to see temporary site specific works in San Francisco’s Mission District?
Live performances/events by Jarrett Mitchell, Julio Morales, Jason Jagel, Bob Linder, Annee Olofsson, Mungo Thomson, Euan Macdonald, Dave Muller and more occur Saturday November 22 from 3-6 pm.
Maps and more information are available at the Jack Hanley Gallery located at 395 Valencia Street, San Francisco. The project, curated by Kate Fowle and Jack Hanley, runs through December 14, 2003.
A survey exhibition of 3 decades David Ireland’s work opens at the Oakland Museum on November 22, 2003 and runs through March 14, 2004.
Opening in Austria in conjunction with http://steirischerbst.at">steirisher herbst, the 30-year-old festival of the arts in Styria, is a wonderful new art museum, the Kusthaus Graz. A gift from the city of Graz to itself on the occasion of the city being chosen European Cultural Capital for 2003, this new biomorphic structure by London architects Cook and Fournier floats above the street level. Viewed from the hill above town, the strange dark green roofline makes an exciting contrast and connection with the red roof tiles of the historic old town, and with the clock tower on the top of the hill dating from 1712, the bell dating from 1382.
And inside the http://www.kunsthausgraz.at ">Kunsthaus Graz is one of the most interesting shows I have seen recently: Einbildung, which explores perception with intriguing interplay between works by a wide variety of artists. Offerings from Bridget Riley, Liz Larner, Taft Green, Olafur Eliasson, and Herbert Brandl are brilliant, scintillating.
Between the new museum and the old clocktower runs the river Mur, where Vito Acconci floats a new cafe/bar, http://www.art-idea.com/pages/murinsel/murinsel.html ">03-bar. This hip real life art piece makes a fascinating transition for Acconci’s important conceptual work. Is it decadent or fabulous? Maybe it is both: the food is great, the cocktail list is pages long, and the spectacle of the bar floating on the river at night is at once futuristic and enchanting.
This Saturday, November 15, eat, drink, and buy great art for a cause at Visual Aid’s 10th annual Big Deal Art Sale. Over 500 artworks, many by Bay Area noteables, can be purchased for only $110. A silent auction featuring important works of art by Timothy Cummings, Bruce Conner, Travis Sommerville, Beth Yarnelle Edwards, Enrique Chagoya, Nina Glaser, JoeSam, Veronica Rojas, and many others, and a $5 raffle for fun merchandise and prizes round out the evening.
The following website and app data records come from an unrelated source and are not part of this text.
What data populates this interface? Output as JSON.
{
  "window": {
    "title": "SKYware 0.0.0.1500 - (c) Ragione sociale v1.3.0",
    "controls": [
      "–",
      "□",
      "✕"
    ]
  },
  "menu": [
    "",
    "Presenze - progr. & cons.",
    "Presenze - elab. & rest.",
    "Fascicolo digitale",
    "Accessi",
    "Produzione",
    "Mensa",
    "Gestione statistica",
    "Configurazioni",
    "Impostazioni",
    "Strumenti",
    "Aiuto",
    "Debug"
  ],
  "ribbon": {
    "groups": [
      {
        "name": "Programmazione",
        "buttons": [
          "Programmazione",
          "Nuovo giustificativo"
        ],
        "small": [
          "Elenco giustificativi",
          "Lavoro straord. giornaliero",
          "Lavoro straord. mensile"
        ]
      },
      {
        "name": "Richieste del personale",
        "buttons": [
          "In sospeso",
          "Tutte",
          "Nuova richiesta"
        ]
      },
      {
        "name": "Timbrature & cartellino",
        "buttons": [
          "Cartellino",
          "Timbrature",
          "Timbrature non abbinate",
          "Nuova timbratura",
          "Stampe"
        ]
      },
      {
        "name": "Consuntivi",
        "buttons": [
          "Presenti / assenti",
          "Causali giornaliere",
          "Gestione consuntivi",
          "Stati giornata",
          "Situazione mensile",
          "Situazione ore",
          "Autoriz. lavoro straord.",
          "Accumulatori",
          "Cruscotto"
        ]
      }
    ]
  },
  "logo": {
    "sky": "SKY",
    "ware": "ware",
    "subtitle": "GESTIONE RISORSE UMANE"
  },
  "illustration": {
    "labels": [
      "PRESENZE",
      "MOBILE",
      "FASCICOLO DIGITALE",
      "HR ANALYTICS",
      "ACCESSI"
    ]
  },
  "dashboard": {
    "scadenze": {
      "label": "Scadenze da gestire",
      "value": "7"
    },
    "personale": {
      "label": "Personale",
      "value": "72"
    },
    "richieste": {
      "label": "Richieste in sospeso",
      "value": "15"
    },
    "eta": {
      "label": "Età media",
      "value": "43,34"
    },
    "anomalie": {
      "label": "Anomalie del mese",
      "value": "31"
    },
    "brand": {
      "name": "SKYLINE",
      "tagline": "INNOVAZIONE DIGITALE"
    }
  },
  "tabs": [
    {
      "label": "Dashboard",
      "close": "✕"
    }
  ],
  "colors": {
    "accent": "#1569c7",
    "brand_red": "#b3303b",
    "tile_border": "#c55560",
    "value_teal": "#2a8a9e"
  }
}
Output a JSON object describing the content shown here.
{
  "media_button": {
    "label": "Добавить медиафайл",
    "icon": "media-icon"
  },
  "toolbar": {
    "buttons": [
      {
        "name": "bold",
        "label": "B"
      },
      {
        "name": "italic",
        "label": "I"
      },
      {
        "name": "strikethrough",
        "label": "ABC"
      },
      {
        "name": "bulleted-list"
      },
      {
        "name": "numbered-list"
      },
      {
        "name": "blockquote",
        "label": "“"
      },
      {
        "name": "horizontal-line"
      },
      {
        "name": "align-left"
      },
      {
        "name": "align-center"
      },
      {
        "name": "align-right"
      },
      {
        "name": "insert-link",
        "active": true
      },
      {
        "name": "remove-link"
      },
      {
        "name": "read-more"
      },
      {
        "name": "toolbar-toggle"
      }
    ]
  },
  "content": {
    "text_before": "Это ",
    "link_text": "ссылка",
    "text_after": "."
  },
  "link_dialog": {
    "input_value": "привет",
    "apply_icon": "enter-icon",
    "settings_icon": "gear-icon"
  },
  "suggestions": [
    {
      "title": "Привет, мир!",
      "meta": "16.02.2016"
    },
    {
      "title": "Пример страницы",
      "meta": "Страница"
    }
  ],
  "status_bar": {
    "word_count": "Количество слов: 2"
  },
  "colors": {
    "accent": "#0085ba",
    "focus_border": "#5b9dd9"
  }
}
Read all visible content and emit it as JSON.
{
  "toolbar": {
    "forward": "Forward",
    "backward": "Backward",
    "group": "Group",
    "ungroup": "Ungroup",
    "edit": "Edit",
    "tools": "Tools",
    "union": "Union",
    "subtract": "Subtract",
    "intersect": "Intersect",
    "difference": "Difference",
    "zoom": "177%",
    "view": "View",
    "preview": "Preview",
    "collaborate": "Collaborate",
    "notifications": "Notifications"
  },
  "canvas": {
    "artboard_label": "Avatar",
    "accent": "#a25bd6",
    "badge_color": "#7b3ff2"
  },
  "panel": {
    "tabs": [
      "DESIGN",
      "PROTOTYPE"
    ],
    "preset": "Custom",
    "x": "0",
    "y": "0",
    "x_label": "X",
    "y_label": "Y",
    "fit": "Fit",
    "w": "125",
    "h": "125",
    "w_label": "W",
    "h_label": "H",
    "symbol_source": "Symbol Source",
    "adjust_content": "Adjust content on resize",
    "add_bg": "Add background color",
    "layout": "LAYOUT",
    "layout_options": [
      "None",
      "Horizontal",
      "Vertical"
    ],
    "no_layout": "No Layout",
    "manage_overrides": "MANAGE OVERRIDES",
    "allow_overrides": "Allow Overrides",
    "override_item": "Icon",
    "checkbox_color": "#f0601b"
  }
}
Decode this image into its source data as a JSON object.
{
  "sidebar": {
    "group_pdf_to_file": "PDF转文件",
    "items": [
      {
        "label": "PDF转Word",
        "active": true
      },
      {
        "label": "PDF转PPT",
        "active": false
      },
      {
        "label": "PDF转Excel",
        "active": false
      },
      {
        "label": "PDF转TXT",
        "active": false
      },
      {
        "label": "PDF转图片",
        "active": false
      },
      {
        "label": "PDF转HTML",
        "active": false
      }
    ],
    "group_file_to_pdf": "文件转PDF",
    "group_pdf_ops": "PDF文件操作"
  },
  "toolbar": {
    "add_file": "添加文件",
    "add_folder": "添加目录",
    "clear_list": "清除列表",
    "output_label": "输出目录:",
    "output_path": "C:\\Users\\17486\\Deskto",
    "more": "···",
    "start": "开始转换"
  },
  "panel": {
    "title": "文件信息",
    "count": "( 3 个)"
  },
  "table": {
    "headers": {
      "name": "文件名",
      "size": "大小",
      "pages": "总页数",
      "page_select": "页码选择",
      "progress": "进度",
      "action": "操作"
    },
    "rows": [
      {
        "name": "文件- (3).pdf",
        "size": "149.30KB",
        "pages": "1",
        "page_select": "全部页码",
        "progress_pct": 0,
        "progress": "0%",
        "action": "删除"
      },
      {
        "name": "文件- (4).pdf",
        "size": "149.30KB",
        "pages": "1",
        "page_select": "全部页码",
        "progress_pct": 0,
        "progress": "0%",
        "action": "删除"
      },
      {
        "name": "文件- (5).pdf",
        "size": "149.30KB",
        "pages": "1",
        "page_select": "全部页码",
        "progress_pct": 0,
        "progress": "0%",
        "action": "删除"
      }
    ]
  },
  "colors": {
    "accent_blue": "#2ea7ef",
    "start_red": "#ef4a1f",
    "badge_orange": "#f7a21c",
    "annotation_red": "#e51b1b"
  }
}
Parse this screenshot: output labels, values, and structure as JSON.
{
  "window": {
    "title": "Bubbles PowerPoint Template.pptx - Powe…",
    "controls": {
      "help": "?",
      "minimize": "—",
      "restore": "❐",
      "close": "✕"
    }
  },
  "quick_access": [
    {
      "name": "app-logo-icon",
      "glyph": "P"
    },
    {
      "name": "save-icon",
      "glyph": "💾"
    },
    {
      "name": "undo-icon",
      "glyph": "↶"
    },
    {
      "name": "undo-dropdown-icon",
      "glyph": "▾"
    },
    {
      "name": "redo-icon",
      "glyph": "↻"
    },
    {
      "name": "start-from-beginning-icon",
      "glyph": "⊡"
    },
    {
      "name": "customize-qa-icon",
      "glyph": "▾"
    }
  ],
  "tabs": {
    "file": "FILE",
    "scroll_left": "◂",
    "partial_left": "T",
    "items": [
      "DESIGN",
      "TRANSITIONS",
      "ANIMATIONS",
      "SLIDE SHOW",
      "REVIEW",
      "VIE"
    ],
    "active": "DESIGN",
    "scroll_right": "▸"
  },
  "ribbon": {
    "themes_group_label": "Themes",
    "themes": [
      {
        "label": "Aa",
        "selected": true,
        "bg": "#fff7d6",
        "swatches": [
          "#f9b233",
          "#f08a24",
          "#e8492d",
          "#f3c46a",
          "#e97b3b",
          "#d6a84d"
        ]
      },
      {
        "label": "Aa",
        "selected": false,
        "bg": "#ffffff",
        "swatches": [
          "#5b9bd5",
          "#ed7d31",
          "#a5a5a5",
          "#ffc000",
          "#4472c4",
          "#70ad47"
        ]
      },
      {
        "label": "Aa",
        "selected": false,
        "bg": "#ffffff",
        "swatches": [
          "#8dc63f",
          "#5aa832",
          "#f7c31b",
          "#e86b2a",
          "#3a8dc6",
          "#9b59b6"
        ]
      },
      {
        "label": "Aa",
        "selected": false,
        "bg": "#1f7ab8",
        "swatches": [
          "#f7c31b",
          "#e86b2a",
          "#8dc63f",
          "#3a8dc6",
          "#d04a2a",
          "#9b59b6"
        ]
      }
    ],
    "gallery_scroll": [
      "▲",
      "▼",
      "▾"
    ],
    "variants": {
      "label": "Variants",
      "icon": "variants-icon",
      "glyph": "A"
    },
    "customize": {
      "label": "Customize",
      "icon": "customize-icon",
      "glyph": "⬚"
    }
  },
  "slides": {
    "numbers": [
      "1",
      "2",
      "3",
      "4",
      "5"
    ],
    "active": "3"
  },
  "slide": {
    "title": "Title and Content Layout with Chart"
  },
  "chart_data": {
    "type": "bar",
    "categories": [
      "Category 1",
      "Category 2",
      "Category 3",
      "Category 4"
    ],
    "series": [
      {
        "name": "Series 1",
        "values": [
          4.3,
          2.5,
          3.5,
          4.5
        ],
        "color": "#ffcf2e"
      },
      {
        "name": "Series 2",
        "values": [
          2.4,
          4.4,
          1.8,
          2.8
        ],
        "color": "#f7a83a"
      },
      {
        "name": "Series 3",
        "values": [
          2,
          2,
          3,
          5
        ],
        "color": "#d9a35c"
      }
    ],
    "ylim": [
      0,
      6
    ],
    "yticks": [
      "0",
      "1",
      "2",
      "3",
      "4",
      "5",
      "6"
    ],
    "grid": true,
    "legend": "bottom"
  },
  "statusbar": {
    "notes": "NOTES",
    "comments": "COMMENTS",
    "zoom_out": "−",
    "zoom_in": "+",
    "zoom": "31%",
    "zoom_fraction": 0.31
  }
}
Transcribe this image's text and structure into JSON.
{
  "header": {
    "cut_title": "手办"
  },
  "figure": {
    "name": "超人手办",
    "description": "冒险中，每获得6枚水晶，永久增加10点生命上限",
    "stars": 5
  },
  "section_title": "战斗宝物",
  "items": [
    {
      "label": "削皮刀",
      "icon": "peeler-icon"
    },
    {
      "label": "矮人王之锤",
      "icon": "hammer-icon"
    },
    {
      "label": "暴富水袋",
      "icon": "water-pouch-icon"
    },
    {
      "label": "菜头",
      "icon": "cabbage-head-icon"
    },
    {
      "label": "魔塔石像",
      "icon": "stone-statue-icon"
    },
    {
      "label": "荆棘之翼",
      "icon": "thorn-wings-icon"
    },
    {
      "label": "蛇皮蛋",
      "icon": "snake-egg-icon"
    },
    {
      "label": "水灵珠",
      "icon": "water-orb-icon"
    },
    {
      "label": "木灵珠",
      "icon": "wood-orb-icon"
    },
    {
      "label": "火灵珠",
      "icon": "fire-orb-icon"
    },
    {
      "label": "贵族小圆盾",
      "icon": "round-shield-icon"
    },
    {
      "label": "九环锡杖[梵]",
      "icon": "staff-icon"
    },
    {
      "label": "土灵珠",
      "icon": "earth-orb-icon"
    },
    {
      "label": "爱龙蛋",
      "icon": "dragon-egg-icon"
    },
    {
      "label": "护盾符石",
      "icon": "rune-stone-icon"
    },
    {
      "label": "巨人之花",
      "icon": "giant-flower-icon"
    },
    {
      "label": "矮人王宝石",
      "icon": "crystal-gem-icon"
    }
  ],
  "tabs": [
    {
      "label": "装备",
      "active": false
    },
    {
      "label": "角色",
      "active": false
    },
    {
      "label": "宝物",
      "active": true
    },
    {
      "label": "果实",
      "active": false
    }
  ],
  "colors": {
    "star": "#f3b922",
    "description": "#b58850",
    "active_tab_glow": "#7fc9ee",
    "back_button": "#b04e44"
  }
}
Doors open at 4 pm and the sale runs from 5-8 pm at SOMArts Gallery at 934 Brannan Street in San Francisco. Admission is $25 with all proceeds benefitting Visual Aid’s programs for artists with life-threatening illnesses.
See Visual Aid for more info, or call (415) 777-8242.
Yael Bartana’s “Kings of the Hill” at PS1 documents a ritual of motorized play in the coastal hills outside Tel Aviv. In it, dozens of men in 4WDs navigate up and down steep and barren slopes of rock and sand near the sea, their efforts appearing both pointless and menacing. No greenery is present on the hills, and it is not hard to read the repeated ascensions (and numerous failed ascents) as brief moments in a territorial battle that has long since destroyed the disputed terrain.
Julian Pozzi’s ink and watercolor drawings at Jeff Bailey feature blocky grids that are initially based on playground equipment and swimming pools, but grow in a semi-organic ways to form mutant structures whose functions appear as playful as they are indecipherable.
Leon Steele’s “Farmland Skies” at In Camera takes perilously cliché materials (horses, rural landscapes, “majestic” skyscapes) and turns them into something richly new. Closeups of the backs and shoulders of horses serve as an abstract horizon line that frames and destabilizes the sky scenes above them. Equine imagery features in a surprising number of shows in Chelsea at the moment, but this is the only one to really make it work.
The “Seriously Animated” video series at the Philadelphia Museum of Art finishes with Hirsch Perlman’s “Two More Affect Studies,” a pair of motion meditations on the open road. While one stop-motion journey down a twisty mountain road comes up a bit dry, the other, a multi-planed desert scene with a pair of trains set to Johnny Cash’s “I Walk the Line,” is a transfixing mix of movement, dislocation, and gently shifting horizon line.